Exercise input: Begin

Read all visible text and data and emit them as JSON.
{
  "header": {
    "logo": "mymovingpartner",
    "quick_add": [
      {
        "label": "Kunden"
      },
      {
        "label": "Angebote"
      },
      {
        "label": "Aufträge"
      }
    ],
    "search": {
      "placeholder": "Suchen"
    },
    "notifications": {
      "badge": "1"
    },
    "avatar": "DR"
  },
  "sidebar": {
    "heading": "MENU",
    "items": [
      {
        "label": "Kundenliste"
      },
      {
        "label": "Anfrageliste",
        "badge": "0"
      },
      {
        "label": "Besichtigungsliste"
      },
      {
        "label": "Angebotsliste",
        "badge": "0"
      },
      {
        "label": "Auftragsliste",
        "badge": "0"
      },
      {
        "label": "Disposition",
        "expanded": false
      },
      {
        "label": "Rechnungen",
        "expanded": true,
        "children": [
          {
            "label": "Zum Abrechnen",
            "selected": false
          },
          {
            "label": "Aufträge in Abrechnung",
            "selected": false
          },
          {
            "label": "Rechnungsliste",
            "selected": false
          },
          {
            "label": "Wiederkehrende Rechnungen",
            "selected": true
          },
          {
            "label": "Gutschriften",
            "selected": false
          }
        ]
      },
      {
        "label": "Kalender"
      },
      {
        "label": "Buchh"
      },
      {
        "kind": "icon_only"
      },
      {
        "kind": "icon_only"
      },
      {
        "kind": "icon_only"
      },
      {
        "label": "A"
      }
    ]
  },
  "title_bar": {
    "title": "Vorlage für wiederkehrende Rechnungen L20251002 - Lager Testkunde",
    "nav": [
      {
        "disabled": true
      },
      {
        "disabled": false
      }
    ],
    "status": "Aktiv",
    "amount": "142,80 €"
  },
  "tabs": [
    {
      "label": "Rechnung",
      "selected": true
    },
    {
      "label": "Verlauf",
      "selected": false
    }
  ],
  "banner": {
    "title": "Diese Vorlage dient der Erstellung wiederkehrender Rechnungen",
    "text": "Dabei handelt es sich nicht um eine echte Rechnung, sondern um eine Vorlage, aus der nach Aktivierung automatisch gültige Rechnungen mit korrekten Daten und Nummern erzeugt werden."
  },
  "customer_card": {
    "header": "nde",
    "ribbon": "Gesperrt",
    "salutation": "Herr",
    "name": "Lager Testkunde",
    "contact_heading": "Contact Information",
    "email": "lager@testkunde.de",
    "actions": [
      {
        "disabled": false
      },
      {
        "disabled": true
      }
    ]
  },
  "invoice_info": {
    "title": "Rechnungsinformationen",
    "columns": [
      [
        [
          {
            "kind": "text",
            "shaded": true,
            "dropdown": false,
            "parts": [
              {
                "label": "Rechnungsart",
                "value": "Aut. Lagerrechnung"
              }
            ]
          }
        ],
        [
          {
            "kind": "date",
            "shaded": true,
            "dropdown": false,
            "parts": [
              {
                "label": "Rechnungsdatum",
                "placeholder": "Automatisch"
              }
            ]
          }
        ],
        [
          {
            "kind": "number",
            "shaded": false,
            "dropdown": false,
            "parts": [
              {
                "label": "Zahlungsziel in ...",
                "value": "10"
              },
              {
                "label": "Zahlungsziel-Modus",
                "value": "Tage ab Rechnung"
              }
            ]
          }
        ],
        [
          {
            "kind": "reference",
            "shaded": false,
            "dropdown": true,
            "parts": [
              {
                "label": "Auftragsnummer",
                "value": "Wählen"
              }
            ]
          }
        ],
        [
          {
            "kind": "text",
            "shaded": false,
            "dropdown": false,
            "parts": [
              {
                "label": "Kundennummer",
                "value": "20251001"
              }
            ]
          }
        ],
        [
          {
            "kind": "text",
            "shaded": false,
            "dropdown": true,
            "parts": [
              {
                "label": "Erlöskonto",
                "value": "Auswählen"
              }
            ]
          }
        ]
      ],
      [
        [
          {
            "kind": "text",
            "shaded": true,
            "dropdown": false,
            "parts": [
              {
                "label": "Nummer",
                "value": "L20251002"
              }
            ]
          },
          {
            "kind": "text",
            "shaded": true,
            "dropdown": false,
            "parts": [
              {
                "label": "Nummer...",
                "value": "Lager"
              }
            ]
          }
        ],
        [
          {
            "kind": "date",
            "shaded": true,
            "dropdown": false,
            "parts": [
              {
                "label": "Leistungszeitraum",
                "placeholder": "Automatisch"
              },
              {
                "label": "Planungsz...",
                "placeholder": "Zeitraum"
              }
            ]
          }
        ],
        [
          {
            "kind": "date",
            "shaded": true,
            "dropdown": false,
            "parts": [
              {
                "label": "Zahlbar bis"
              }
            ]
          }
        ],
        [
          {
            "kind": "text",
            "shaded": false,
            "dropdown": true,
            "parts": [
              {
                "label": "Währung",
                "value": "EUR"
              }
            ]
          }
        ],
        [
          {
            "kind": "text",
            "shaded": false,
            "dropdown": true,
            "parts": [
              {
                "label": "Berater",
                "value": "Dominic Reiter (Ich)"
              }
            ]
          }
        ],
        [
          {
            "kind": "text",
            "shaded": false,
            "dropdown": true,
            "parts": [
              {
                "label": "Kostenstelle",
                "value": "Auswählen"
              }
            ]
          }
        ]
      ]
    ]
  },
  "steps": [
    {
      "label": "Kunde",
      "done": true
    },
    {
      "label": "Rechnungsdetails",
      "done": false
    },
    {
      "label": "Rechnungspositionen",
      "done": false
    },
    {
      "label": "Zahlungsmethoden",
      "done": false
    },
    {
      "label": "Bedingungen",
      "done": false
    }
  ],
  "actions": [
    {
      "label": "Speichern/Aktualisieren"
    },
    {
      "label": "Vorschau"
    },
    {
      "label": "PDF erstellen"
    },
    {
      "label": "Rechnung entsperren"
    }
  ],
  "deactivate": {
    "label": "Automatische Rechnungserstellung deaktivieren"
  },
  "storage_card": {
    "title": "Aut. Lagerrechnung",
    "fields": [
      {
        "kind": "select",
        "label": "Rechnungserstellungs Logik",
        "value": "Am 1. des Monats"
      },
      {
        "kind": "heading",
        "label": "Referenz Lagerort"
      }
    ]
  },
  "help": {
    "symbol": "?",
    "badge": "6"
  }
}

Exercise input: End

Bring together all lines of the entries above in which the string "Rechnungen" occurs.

Your solution:
        "label": "Rechnungen",
            "label": "Wiederkehrende Rechnungen",
    "title": "Vorlage für wiederkehrende Rechnungen L20251002 - Lager Testkunde",
    "title": "Diese Vorlage dient der Erstellung wiederkehrender Rechnungen",
    "text": "Dabei handelt es sich nicht um eine echte Rechnung, sondern um eine Vorlage, aus der nach Aktivierung automatisch gültige Rechnungen mit korrekten Daten und Nummern erzeugt werden."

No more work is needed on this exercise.